:: About this exercise ::
Could you return every line of the records below that contains the word "screenshot"?

:: Provided entries ::

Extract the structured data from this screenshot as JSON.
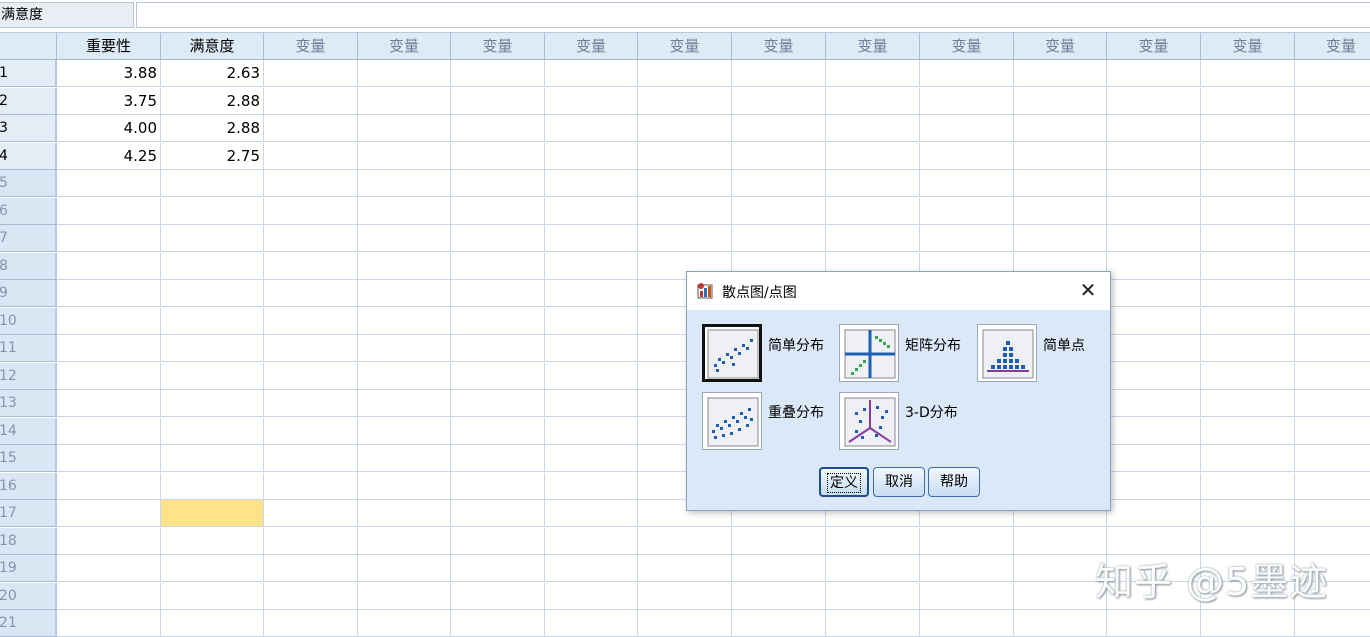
{
  "cellref": {
    "name": "满意度",
    "value": ""
  },
  "columns": {
    "var1": "重要性",
    "var2": "满意度",
    "empty_label": "变量"
  },
  "rows": [
    {
      "n": "1",
      "a": "3.88",
      "b": "2.63"
    },
    {
      "n": "2",
      "a": "3.75",
      "b": "2.88"
    },
    {
      "n": "3",
      "a": "4.00",
      "b": "2.88"
    },
    {
      "n": "4",
      "a": "4.25",
      "b": "2.75"
    },
    {
      "n": "5"
    },
    {
      "n": "6"
    },
    {
      "n": "7"
    },
    {
      "n": "8"
    },
    {
      "n": "9"
    },
    {
      "n": "10"
    },
    {
      "n": "11"
    },
    {
      "n": "12"
    },
    {
      "n": "13"
    },
    {
      "n": "14"
    },
    {
      "n": "15"
    },
    {
      "n": "16"
    },
    {
      "n": "17"
    },
    {
      "n": "18"
    },
    {
      "n": "19"
    },
    {
      "n": "20"
    },
    {
      "n": "21"
    }
  ],
  "selected_cell": {
    "row": "17",
    "column": "满意度"
  },
  "dialog": {
    "title": "散点图/点图",
    "icon": "chart-builder-icon",
    "options": [
      {
        "label": "简单分布",
        "icon": "simple-scatter-icon",
        "selected": true
      },
      {
        "label": "矩阵分布",
        "icon": "matrix-scatter-icon",
        "selected": false
      },
      {
        "label": "简单点",
        "icon": "simple-dot-icon",
        "selected": false
      },
      {
        "label": "重叠分布",
        "icon": "overlay-scatter-icon",
        "selected": false
      },
      {
        "label": "3-D分布",
        "icon": "3d-scatter-icon",
        "selected": false
      }
    ],
    "buttons": {
      "define": "定义",
      "cancel": "取消",
      "help": "帮助"
    }
  },
  "watermark": "知乎 @5墨迹",
  "colors": {
    "selected_cell": "#ffe28a",
    "header_bg": "#dfeaf7",
    "dialog_bg": "#dbe8f7"
  }
}
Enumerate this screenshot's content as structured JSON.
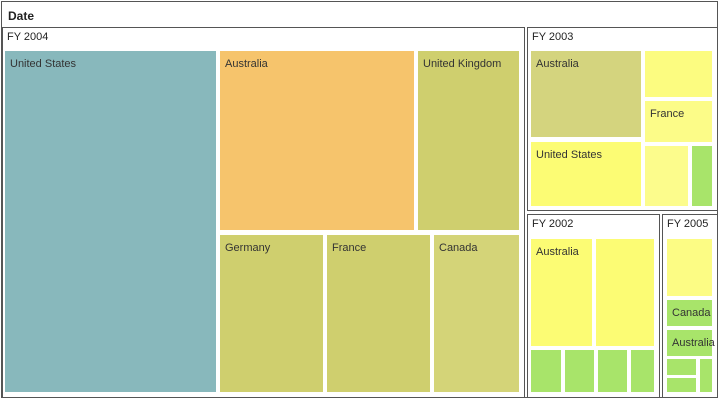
{
  "chart_data": {
    "type": "treemap",
    "title": "Date",
    "groups": [
      {
        "name": "FY 2004",
        "items": [
          {
            "label": "United States",
            "value": 147,
            "color": "#88b8bc"
          },
          {
            "label": "Australia",
            "value": 107,
            "color": "#f6c46c"
          },
          {
            "label": "United Kingdom",
            "value": 52,
            "color": "#cfcf6e"
          },
          {
            "label": "Germany",
            "value": 47,
            "color": "#cfcf6e"
          },
          {
            "label": "France",
            "value": 46,
            "color": "#cfcf6e"
          },
          {
            "label": "Canada",
            "value": 37,
            "color": "#d4d478"
          }
        ]
      },
      {
        "name": "FY 2003",
        "items": [
          {
            "label": "Australia",
            "value": 28,
            "color": "#d4d47e"
          },
          {
            "label": "United States",
            "value": 21,
            "color": "#fcfc74"
          },
          {
            "label": "",
            "value": 9,
            "color": "#fcfc80"
          },
          {
            "label": "France",
            "value": 7,
            "color": "#fcfc88"
          },
          {
            "label": "",
            "value": 6,
            "color": "#fcfc8c"
          },
          {
            "label": "",
            "value": 3,
            "color": "#a8e46a"
          }
        ]
      },
      {
        "name": "FY 2002",
        "items": [
          {
            "label": "Australia",
            "value": 18,
            "color": "#fcfc74"
          },
          {
            "label": "",
            "value": 17,
            "color": "#fcfc74"
          },
          {
            "label": "",
            "value": 4,
            "color": "#a8e46a"
          },
          {
            "label": "",
            "value": 4,
            "color": "#a8e46a"
          },
          {
            "label": "",
            "value": 4,
            "color": "#a8e46a"
          },
          {
            "label": "",
            "value": 4,
            "color": "#a8e46a"
          }
        ]
      },
      {
        "name": "FY 2005",
        "items": [
          {
            "label": "",
            "value": 5,
            "color": "#fcfc84"
          },
          {
            "label": "Canada",
            "value": 2,
            "color": "#a8e46a"
          },
          {
            "label": "Australia",
            "value": 2,
            "color": "#a8e46a"
          },
          {
            "label": "",
            "value": 1,
            "color": "#a8e46a"
          },
          {
            "label": "",
            "value": 1,
            "color": "#a8e46a"
          },
          {
            "label": "",
            "value": 1,
            "color": "#a8e46a"
          }
        ]
      }
    ]
  }
}
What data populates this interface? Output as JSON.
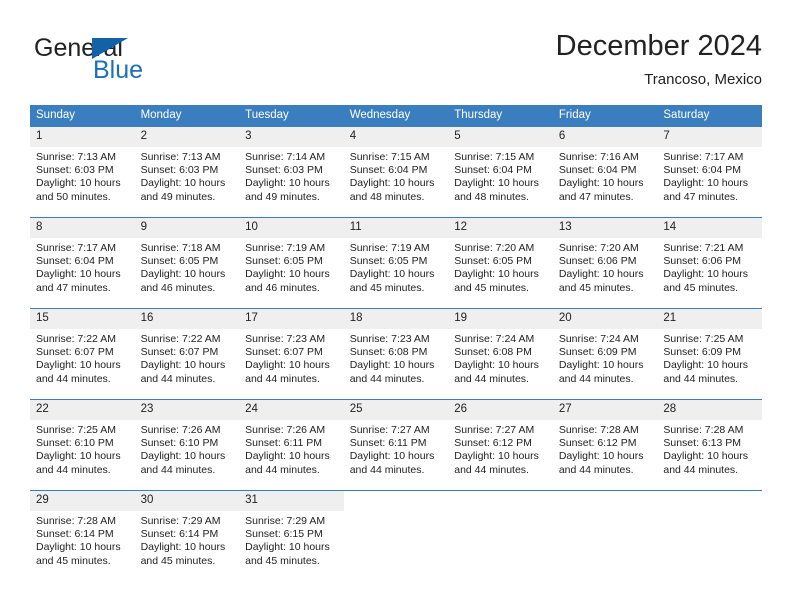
{
  "brand": {
    "name_part1": "General",
    "name_part2": "Blue",
    "logo_icon": "triangle-logo-icon",
    "accent_color": "#1362a8"
  },
  "header": {
    "title": "December 2024",
    "subtitle": "Trancoso, Mexico"
  },
  "calendar": {
    "header_color": "#3a7ebf",
    "daynum_bg": "#efefef",
    "weekdays": [
      "Sunday",
      "Monday",
      "Tuesday",
      "Wednesday",
      "Thursday",
      "Friday",
      "Saturday"
    ],
    "weeks": [
      [
        {
          "day": "1",
          "sunrise": "Sunrise: 7:13 AM",
          "sunset": "Sunset: 6:03 PM",
          "daylight1": "Daylight: 10 hours",
          "daylight2": "and 50 minutes."
        },
        {
          "day": "2",
          "sunrise": "Sunrise: 7:13 AM",
          "sunset": "Sunset: 6:03 PM",
          "daylight1": "Daylight: 10 hours",
          "daylight2": "and 49 minutes."
        },
        {
          "day": "3",
          "sunrise": "Sunrise: 7:14 AM",
          "sunset": "Sunset: 6:03 PM",
          "daylight1": "Daylight: 10 hours",
          "daylight2": "and 49 minutes."
        },
        {
          "day": "4",
          "sunrise": "Sunrise: 7:15 AM",
          "sunset": "Sunset: 6:04 PM",
          "daylight1": "Daylight: 10 hours",
          "daylight2": "and 48 minutes."
        },
        {
          "day": "5",
          "sunrise": "Sunrise: 7:15 AM",
          "sunset": "Sunset: 6:04 PM",
          "daylight1": "Daylight: 10 hours",
          "daylight2": "and 48 minutes."
        },
        {
          "day": "6",
          "sunrise": "Sunrise: 7:16 AM",
          "sunset": "Sunset: 6:04 PM",
          "daylight1": "Daylight: 10 hours",
          "daylight2": "and 47 minutes."
        },
        {
          "day": "7",
          "sunrise": "Sunrise: 7:17 AM",
          "sunset": "Sunset: 6:04 PM",
          "daylight1": "Daylight: 10 hours",
          "daylight2": "and 47 minutes."
        }
      ],
      [
        {
          "day": "8",
          "sunrise": "Sunrise: 7:17 AM",
          "sunset": "Sunset: 6:04 PM",
          "daylight1": "Daylight: 10 hours",
          "daylight2": "and 47 minutes."
        },
        {
          "day": "9",
          "sunrise": "Sunrise: 7:18 AM",
          "sunset": "Sunset: 6:05 PM",
          "daylight1": "Daylight: 10 hours",
          "daylight2": "and 46 minutes."
        },
        {
          "day": "10",
          "sunrise": "Sunrise: 7:19 AM",
          "sunset": "Sunset: 6:05 PM",
          "daylight1": "Daylight: 10 hours",
          "daylight2": "and 46 minutes."
        },
        {
          "day": "11",
          "sunrise": "Sunrise: 7:19 AM",
          "sunset": "Sunset: 6:05 PM",
          "daylight1": "Daylight: 10 hours",
          "daylight2": "and 45 minutes."
        },
        {
          "day": "12",
          "sunrise": "Sunrise: 7:20 AM",
          "sunset": "Sunset: 6:05 PM",
          "daylight1": "Daylight: 10 hours",
          "daylight2": "and 45 minutes."
        },
        {
          "day": "13",
          "sunrise": "Sunrise: 7:20 AM",
          "sunset": "Sunset: 6:06 PM",
          "daylight1": "Daylight: 10 hours",
          "daylight2": "and 45 minutes."
        },
        {
          "day": "14",
          "sunrise": "Sunrise: 7:21 AM",
          "sunset": "Sunset: 6:06 PM",
          "daylight1": "Daylight: 10 hours",
          "daylight2": "and 45 minutes."
        }
      ],
      [
        {
          "day": "15",
          "sunrise": "Sunrise: 7:22 AM",
          "sunset": "Sunset: 6:07 PM",
          "daylight1": "Daylight: 10 hours",
          "daylight2": "and 44 minutes."
        },
        {
          "day": "16",
          "sunrise": "Sunrise: 7:22 AM",
          "sunset": "Sunset: 6:07 PM",
          "daylight1": "Daylight: 10 hours",
          "daylight2": "and 44 minutes."
        },
        {
          "day": "17",
          "sunrise": "Sunrise: 7:23 AM",
          "sunset": "Sunset: 6:07 PM",
          "daylight1": "Daylight: 10 hours",
          "daylight2": "and 44 minutes."
        },
        {
          "day": "18",
          "sunrise": "Sunrise: 7:23 AM",
          "sunset": "Sunset: 6:08 PM",
          "daylight1": "Daylight: 10 hours",
          "daylight2": "and 44 minutes."
        },
        {
          "day": "19",
          "sunrise": "Sunrise: 7:24 AM",
          "sunset": "Sunset: 6:08 PM",
          "daylight1": "Daylight: 10 hours",
          "daylight2": "and 44 minutes."
        },
        {
          "day": "20",
          "sunrise": "Sunrise: 7:24 AM",
          "sunset": "Sunset: 6:09 PM",
          "daylight1": "Daylight: 10 hours",
          "daylight2": "and 44 minutes."
        },
        {
          "day": "21",
          "sunrise": "Sunrise: 7:25 AM",
          "sunset": "Sunset: 6:09 PM",
          "daylight1": "Daylight: 10 hours",
          "daylight2": "and 44 minutes."
        }
      ],
      [
        {
          "day": "22",
          "sunrise": "Sunrise: 7:25 AM",
          "sunset": "Sunset: 6:10 PM",
          "daylight1": "Daylight: 10 hours",
          "daylight2": "and 44 minutes."
        },
        {
          "day": "23",
          "sunrise": "Sunrise: 7:26 AM",
          "sunset": "Sunset: 6:10 PM",
          "daylight1": "Daylight: 10 hours",
          "daylight2": "and 44 minutes."
        },
        {
          "day": "24",
          "sunrise": "Sunrise: 7:26 AM",
          "sunset": "Sunset: 6:11 PM",
          "daylight1": "Daylight: 10 hours",
          "daylight2": "and 44 minutes."
        },
        {
          "day": "25",
          "sunrise": "Sunrise: 7:27 AM",
          "sunset": "Sunset: 6:11 PM",
          "daylight1": "Daylight: 10 hours",
          "daylight2": "and 44 minutes."
        },
        {
          "day": "26",
          "sunrise": "Sunrise: 7:27 AM",
          "sunset": "Sunset: 6:12 PM",
          "daylight1": "Daylight: 10 hours",
          "daylight2": "and 44 minutes."
        },
        {
          "day": "27",
          "sunrise": "Sunrise: 7:28 AM",
          "sunset": "Sunset: 6:12 PM",
          "daylight1": "Daylight: 10 hours",
          "daylight2": "and 44 minutes."
        },
        {
          "day": "28",
          "sunrise": "Sunrise: 7:28 AM",
          "sunset": "Sunset: 6:13 PM",
          "daylight1": "Daylight: 10 hours",
          "daylight2": "and 44 minutes."
        }
      ],
      [
        {
          "day": "29",
          "sunrise": "Sunrise: 7:28 AM",
          "sunset": "Sunset: 6:14 PM",
          "daylight1": "Daylight: 10 hours",
          "daylight2": "and 45 minutes."
        },
        {
          "day": "30",
          "sunrise": "Sunrise: 7:29 AM",
          "sunset": "Sunset: 6:14 PM",
          "daylight1": "Daylight: 10 hours",
          "daylight2": "and 45 minutes."
        },
        {
          "day": "31",
          "sunrise": "Sunrise: 7:29 AM",
          "sunset": "Sunset: 6:15 PM",
          "daylight1": "Daylight: 10 hours",
          "daylight2": "and 45 minutes."
        },
        {
          "day": "",
          "sunrise": "",
          "sunset": "",
          "daylight1": "",
          "daylight2": ""
        },
        {
          "day": "",
          "sunrise": "",
          "sunset": "",
          "daylight1": "",
          "daylight2": ""
        },
        {
          "day": "",
          "sunrise": "",
          "sunset": "",
          "daylight1": "",
          "daylight2": ""
        },
        {
          "day": "",
          "sunrise": "",
          "sunset": "",
          "daylight1": "",
          "daylight2": ""
        }
      ]
    ]
  }
}
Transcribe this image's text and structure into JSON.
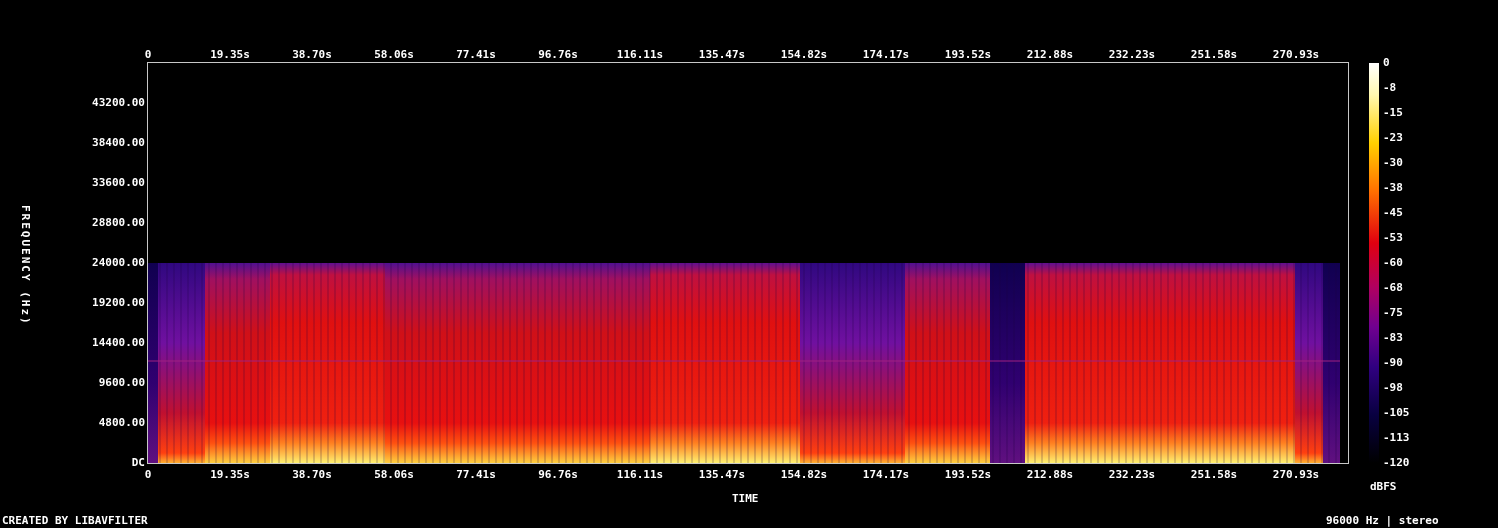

:: Solution to the exercise ::
Extract the structured data from this screenshot as JSON.
Enumerate this screenshot's content as structured JSON.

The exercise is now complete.